- This is where the Passive House concept comes in: As large amounts of fresh outdoor air need to be supplied to the building anyway, why not use this air for heating? - Without any extra amounts of air, without any recirculation of air, without any inconvenient noise or drafts? This way the ventilation system pays off twice.
- This “supply air heating” concept only works in extremely well insulated buildings – that is in Passive Houses. In expert terms: The transmission heating load must be less than 10 W/m² to make sure that the required heat can be provided by the supply air.
The Passive House – the leading concept for
Thermal bridge free design
Heat recovery ventilation
Highly insulating windows
Innovative building services
An energy balance is compiled to make sure that all these details are perfectly coordinated. This balance is established using the Passive House Planning Package (PHPP).
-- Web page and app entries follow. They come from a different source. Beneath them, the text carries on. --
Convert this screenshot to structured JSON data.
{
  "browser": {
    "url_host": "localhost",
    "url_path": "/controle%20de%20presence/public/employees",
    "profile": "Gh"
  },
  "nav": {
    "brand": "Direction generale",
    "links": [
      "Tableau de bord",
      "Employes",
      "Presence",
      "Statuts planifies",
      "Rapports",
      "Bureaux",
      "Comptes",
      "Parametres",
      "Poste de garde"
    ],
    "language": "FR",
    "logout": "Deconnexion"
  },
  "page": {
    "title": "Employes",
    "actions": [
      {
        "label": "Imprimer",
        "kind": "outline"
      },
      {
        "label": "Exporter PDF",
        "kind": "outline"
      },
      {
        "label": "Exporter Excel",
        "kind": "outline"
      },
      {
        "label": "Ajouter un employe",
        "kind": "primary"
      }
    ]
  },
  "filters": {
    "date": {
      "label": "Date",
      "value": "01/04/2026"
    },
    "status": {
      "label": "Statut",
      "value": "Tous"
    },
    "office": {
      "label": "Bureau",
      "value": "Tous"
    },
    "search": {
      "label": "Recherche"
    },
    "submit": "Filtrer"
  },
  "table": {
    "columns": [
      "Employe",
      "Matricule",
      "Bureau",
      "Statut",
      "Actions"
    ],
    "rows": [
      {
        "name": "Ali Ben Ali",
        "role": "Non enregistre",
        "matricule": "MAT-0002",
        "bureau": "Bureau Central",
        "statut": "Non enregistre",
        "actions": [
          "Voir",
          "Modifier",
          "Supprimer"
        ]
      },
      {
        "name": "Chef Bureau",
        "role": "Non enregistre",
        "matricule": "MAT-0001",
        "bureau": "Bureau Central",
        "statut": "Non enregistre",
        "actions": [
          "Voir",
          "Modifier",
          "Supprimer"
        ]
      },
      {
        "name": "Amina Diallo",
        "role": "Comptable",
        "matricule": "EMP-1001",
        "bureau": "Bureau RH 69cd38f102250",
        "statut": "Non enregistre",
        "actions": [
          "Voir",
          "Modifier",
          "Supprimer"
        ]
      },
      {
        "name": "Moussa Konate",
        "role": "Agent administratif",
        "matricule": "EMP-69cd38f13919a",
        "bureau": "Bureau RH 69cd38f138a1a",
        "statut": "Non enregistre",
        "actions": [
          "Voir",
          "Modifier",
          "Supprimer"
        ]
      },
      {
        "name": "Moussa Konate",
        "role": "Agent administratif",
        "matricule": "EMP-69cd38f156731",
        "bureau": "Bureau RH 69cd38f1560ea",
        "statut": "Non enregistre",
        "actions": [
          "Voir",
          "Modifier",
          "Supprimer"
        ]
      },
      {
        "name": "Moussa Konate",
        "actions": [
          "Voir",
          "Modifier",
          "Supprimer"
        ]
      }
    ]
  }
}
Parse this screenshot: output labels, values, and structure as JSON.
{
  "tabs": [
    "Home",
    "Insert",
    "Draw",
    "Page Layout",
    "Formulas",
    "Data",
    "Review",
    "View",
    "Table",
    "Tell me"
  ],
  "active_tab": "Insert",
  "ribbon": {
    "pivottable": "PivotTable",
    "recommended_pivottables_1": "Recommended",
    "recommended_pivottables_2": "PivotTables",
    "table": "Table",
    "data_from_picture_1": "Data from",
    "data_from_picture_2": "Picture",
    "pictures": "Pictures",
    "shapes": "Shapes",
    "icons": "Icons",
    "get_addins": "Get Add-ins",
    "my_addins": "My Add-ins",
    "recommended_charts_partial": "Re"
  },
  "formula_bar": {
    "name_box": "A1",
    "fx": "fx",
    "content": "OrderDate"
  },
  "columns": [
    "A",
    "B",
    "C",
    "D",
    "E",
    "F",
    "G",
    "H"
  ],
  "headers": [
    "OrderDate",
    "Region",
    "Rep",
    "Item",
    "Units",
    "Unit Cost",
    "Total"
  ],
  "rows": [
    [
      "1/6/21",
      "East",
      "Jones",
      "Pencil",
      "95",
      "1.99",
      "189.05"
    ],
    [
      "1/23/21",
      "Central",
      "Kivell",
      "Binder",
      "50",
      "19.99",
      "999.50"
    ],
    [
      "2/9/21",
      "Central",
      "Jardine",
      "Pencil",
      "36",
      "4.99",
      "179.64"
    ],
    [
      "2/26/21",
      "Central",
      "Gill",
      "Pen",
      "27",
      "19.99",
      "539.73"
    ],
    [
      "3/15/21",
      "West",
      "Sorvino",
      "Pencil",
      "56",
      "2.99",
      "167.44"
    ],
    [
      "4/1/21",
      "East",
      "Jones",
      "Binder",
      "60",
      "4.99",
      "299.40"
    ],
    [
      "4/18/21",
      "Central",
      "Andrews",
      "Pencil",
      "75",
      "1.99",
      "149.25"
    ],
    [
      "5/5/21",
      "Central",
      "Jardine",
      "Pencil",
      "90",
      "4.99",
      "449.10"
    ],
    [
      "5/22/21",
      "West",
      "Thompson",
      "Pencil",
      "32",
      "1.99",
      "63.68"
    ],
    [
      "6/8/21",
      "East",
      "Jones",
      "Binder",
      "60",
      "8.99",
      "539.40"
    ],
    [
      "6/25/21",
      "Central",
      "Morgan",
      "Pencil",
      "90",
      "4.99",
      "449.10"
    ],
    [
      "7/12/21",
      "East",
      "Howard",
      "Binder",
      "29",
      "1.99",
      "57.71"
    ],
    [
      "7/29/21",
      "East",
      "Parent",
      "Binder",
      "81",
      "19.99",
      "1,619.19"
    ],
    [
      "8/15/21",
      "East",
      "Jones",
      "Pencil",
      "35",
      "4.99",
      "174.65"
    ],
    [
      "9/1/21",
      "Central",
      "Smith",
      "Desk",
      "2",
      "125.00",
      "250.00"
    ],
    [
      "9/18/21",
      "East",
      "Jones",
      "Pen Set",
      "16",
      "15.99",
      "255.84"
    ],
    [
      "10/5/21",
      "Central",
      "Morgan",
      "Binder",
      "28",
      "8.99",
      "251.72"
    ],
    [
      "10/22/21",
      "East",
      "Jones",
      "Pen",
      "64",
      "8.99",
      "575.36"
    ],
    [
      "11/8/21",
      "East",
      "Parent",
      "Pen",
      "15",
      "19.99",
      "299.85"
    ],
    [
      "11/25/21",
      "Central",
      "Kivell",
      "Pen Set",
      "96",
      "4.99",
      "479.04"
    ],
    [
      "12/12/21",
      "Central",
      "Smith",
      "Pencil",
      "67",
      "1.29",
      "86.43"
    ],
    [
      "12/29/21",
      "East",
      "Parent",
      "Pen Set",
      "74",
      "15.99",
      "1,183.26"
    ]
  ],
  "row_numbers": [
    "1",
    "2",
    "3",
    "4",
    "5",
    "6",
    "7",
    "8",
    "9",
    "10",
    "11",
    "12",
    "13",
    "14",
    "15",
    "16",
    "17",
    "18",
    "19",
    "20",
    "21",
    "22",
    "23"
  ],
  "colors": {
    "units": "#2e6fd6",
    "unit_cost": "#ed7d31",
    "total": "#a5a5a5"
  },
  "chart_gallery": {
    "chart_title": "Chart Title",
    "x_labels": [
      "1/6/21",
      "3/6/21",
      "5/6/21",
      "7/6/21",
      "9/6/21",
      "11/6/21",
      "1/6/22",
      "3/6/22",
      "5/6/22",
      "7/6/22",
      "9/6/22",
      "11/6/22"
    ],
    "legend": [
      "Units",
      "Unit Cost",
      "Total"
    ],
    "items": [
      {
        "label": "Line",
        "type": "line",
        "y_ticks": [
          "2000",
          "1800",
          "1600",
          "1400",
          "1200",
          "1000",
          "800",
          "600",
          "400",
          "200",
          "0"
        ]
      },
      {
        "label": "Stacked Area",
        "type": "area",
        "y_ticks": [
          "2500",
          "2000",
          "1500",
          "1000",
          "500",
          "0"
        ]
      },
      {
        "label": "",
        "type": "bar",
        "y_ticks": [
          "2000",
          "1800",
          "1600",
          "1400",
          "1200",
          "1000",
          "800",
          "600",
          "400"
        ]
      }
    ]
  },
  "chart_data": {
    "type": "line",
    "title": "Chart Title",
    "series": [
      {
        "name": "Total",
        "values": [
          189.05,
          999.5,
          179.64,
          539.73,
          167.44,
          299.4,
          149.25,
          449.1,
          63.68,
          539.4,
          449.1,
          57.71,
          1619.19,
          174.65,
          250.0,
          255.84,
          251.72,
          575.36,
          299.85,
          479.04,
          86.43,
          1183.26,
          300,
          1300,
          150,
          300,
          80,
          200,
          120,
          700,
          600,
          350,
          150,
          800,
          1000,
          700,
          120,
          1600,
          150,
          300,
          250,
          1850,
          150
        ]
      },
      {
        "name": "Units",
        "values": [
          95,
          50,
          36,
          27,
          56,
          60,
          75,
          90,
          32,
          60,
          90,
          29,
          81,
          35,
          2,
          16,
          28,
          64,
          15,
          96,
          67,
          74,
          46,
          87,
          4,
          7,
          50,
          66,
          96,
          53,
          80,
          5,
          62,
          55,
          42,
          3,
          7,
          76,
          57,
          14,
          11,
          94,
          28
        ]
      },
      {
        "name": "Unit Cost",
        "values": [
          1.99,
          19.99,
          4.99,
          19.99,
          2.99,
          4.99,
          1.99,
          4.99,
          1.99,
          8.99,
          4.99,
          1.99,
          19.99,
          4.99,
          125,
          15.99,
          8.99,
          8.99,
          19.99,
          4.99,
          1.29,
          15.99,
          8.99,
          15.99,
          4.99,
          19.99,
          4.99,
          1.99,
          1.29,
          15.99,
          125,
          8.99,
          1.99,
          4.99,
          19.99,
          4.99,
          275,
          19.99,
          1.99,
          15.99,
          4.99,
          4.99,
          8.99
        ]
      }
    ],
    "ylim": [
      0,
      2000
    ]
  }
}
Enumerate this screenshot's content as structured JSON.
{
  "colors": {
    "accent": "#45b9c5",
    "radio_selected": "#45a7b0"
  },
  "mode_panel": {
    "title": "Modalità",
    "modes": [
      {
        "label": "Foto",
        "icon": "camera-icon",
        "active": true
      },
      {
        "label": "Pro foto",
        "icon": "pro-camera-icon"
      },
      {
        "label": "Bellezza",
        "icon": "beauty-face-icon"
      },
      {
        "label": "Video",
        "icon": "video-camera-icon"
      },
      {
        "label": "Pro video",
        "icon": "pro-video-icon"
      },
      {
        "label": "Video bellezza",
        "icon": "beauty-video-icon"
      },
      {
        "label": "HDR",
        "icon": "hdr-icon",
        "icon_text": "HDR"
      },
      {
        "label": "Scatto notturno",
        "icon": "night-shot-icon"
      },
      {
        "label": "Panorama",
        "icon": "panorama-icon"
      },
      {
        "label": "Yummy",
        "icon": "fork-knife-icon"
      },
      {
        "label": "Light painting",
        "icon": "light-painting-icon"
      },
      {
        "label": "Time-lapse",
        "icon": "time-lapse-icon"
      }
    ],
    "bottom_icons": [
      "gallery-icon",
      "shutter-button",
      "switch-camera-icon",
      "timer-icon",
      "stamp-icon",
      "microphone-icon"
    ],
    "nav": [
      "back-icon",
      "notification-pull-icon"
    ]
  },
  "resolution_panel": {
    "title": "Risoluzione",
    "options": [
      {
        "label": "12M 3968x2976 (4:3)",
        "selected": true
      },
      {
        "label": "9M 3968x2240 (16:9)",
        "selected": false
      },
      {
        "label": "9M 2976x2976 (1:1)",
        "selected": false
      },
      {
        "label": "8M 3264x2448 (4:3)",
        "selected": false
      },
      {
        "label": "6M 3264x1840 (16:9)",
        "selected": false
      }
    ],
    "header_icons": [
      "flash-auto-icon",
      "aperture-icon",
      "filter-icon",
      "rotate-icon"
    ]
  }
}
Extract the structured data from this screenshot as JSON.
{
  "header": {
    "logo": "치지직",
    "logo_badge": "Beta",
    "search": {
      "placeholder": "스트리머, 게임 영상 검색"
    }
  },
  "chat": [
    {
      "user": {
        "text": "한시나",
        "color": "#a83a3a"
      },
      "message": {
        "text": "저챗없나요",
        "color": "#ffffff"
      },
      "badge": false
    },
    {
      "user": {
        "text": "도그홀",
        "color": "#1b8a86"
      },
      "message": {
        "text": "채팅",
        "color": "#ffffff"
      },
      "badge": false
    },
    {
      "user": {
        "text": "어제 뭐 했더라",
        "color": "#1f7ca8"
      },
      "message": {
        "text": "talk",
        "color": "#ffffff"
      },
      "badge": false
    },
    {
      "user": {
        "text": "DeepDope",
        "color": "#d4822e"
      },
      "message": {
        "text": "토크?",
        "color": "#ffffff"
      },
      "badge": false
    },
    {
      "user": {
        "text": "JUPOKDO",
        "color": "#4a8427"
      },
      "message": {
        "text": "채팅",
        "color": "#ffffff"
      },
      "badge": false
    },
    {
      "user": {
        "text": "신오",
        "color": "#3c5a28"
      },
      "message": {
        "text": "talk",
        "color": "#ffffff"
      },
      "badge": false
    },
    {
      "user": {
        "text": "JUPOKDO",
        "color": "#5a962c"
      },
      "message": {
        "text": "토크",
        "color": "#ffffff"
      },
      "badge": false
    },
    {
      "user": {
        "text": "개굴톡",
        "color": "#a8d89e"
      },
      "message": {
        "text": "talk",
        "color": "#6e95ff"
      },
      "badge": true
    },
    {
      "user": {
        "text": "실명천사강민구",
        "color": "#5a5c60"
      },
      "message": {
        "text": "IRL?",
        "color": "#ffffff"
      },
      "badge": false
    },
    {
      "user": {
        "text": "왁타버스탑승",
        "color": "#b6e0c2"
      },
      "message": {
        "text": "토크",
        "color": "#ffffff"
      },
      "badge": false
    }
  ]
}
1) The Passive House concept doesn’t only work on paper – Built Passive House examples around the world prove that it also works in real buildings. See also: Passive House Data Base.
2) The Passive House concept has been proven to works in real life: Passive House – measurement results.
Several 1000s of Passive House dwellings have been monitored with respect to air quality, thermal comfort, energy consumption and construction as well as operating costs. These results have been published. The results show that the concept fully lives up to its promises: An improved level of comfort paired with extremely low energy consumption - sustainably low.
3) Passive Houses are affordable.
Building professionals in several countries with different climatic conditions and building tradiations have shown: It is possible to develop the Passive House Standard based on the existing experiences and knowledge in the building sector. All it takes is: specific know how and best practice building components (i.e. windows, heat recovery units). Passipedia is the knowledge database to dissiminate this development.
4) Passive Houses offer a maximum level of comfort.
For some 40 years the meaning of superior termal comfort has been well established on a scientific level: It was the publication of Ole Fanger in 1972: “Thermal Comfort” whose results became the basis for modern international standards on thermal comfort such as ISO 7730. The Passive House concept is based on a thorough analysis of how to achieve superior comfort levels with mainly passive components in different circumstances of the natural environment.
5) Passive Houses are Passive House - sustainable.
6) Passives Houses mostly benefit regional manufacturers.
Products for Passive Houses are best practise products all around the world: Minimal U-values, superior window energy performance, maximum heat recovery rates. These products are mainly produced by small and medium enterprises on a local and regional level. This is adequate for passive components, because the resources are available anywhere. Insulation materials e.g. can be produced from a lot of very different resources - the main material always being just air included in small spaces, moving very slowly. The structural material can be wool, straw, wood fibers, paper, mineral wool, several types of plastics, foamed calcium silicate, foamed glass, … This is an open development and everybody is invited to contribute.